The political direction of which Ariel Sharon’s disengagement plan forms a part is the most significant development in Israeli policy making since 1967. It is an attempt to finally free the Israeli political discussion from the squabble between rival utopias that has dominated it since the 1970s.
The first of these promised utopias, that of the left, has already largely vanished from the public discourse – a victim of the cataclysmic failure of the Oslo process of the 1990s. This project posited a historic compromise between Israel and Palestinian nationalism, based on the ascendancy of shared, rational economic interests. As it turned out, the shared interests were perceived by only one of the sides. The collapse of Oslo cast the proponents of the possibility of rapprochement between Zionist Israel and the leadership of Palestinian nationalism as currently constituted into political irrelevance.
The result of the eclipse of the left is that the drama of the clash of ideas in Israel is currently taking place in the center-rightward side of the arena. The battle is being fought between a disenchanted, realist outlook, as represented by Ariel Sharon and his allies, and the redemptive ambitions of the religious nationalist camp. The flagship of the latter has for a generation been the settlement enterprise in Judea, Samaria and Gaza. Nevertheless, it should be understood that the clash between Sharon and the Yesha Council [representing settlements in Judea, Samaria and Gaza] is not ultimately an argument over demarcation and real estate. Rather, it is about fundamentally differing conceptions of democracy, of Jewish statehood, and ultimately of the very dynamics governing international affairs.
For right-of-center Israelis, the right to construct Jewish communities in Judea, Samaria and Gaza is axiomatic. And in a society increasingly demobilized, fragmented and self-critical, the apparent willingness of the settlers to cleave to old, treasured values and pay the price for them awakened the admiration of circles far beyond the religious nationalist public from which their leadership has been drawn.
Nevertheless, it is becoming increasingly apparent that the agenda of the most militant elements of the Yesha leadership, and their political allies in, for example, the Jewish leadership group of Moshe Feiglin, are far from the concerns, ambitions and desires of the greater part of the Israeli Jewish public.
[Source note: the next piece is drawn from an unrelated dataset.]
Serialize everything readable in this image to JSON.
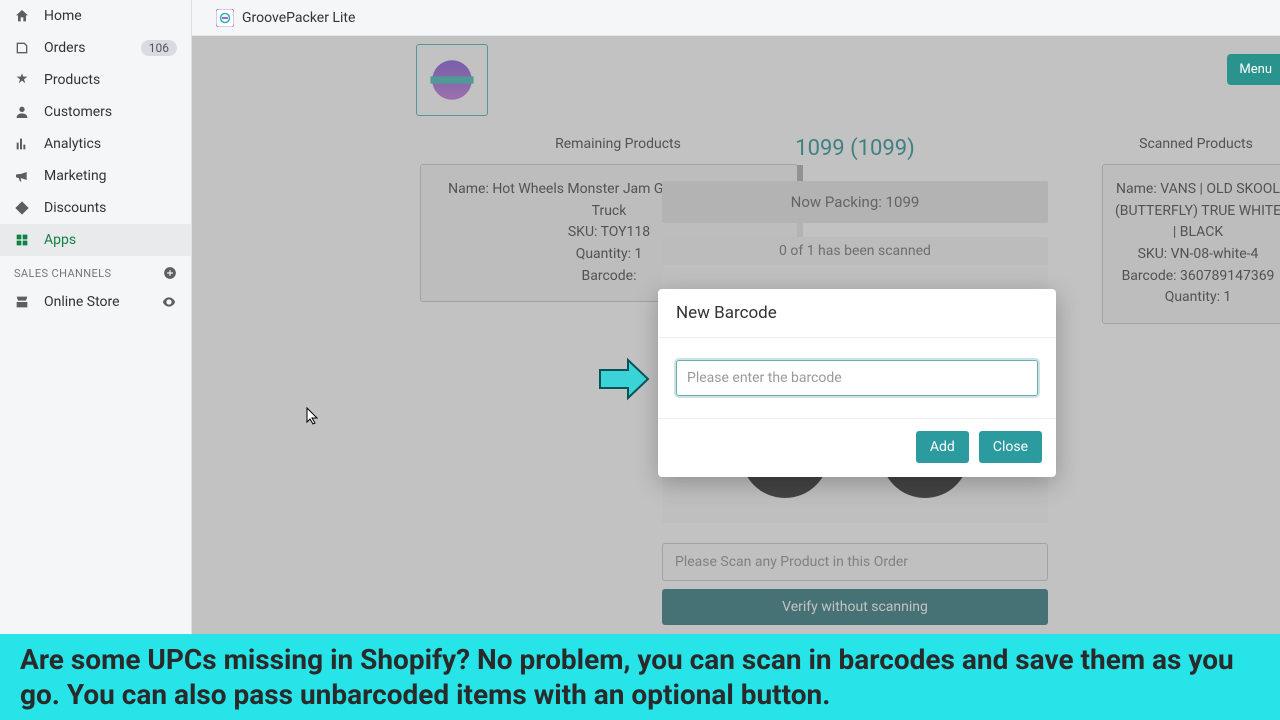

They are also far from anything resembling classical Zionism. Feiglin, the controller of around 130 votes in the Likud Party Central Committee, and one of the architects of the prime minister’s defeat in the Likud referendum in April 2004, openly advocates disobedience by Israel Defense Forces soldiers to thwart disengagement. “No one can overcome God’s will to keep us in Gaza,” he tells his followers. He also favors stripping Arab Israelis of their citizenship, ending military service for women and establishing a Sanhedrin on the Temple Mount. Such views, exotic and bizarre to the Israeli mainstream, are representative of the wilder streams now preparing civil disobedience. The clash between Feiglin and his allies and the prime minister and his camp is thus about more than disengagement from Gaza and part of northern Samaria. With increasingly unveiled calls to sedition being heard, it is shaping up to be about the right of elected government to govern, and a clash between the advocates of Jewish nationalism as we have known it and the partisans of something else entirely.
As for the “road map” guiding the advocates of disengagement, its key elements are the following items:
–Firstly, a rejection of arguments positing the imminent emergence of “democratic” leaderships in various parts of the Middle East and among the Palestinians, and the consequent emergence of a consensual “peace between democracies.” Abu Mazen’s latest statements in support of the so-called “right of return” and his rejection of firm action against Palestinian terror groups indicate that for the foreseeable future, Israel is likely to remain a Jewish democracy surrounded by neighbors seeking its demise. Palestinian nationalism has not yet crossed the Rubicon of historical rapprochement with Israel. It is showing no signs of being about to do so.
–Secondly, the awareness that something must be done. Demographic realities make the status quo untenable. A Jewish state presiding over an Arab majority will be an arrangement with a brief future ahead of it.
–Thirdly, the awareness that the bringing into being of a Palestinian state with provisional borders, created as part of a process of cooperation between Israel and its most important ally, the United States, represents the best possible outcome in the current reality. Irreconcilable issues will remain unreconciled. But a political arrangement including (limited) Palestinian sovereignty will have been established.
–Fourthly, Israel’s security in the dysfunctional region in which it is situated will continue to derive, in this arrangement, from the strength of its armed forces and their technological edge.
Disengagement is the first step along this road. The plan is the product of disenchantment, and hence has none of the heady thrills of utopia about it. In the weeks to come, its opponents, most significant among them advocates of theocracy of various stripes, will be mobilizing to make its implementation impossible. The future direction – internal and external – of the State of Israel will to no small extent be dependent on the outcome of this contest.